“We are now at an all-time high in terms of the number of merchants on the platform,” Khosrowshahi noted, with about 811,000 restaurants, convenience stores and other businesses currently active. “We’re adding new eaters and we’re adding new merchants, which is really driving the growth of the business.”
Drivers are also driving that growth — according to Khosrowshahi, driver churn is down around 20% y/y, while driver engagement, which measures the number of trips per driver, was up 15%. Both numbers are on par with 2019 levels.
“We leaned into driver supply, so while driver incentives are easing, they continue to remain at high levels,” he told investors.
Even federal and state-level actors targeting the reclassification of gig workers from independent contractors to full-time employees don’t scare Khosrowshahi. In fact, he spun the situation into a positive for the firm.
“It effectively returns us to the framework during Obama’s presidency, which was a framework where we grew significantly,” he said. “So when we look at the rulemaking, we think it will provide for stability going forward.”
Still, he doubled down on keeping Uber’s workers classified as independent contractors while providing some of the benefits of full-time employment.

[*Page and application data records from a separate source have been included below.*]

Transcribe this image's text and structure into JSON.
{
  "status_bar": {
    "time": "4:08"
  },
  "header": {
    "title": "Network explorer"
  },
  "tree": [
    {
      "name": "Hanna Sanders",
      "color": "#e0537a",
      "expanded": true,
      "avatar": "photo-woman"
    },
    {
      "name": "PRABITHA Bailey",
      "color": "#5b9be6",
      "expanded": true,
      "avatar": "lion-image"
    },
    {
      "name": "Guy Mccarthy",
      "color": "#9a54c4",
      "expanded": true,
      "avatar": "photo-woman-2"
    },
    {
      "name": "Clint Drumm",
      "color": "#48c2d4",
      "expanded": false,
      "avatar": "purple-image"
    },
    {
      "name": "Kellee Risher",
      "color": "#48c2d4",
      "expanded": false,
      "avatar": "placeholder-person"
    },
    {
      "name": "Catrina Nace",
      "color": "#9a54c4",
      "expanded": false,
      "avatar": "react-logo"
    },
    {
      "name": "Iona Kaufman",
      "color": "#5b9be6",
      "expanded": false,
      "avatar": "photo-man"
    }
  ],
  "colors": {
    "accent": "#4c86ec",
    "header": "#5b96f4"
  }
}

All told, Uber believes it is on track to hit its 2024 adjusted EBITDA target of $5 billion. CFO Chai told investors that the company feels confident in reaching that milestone on time.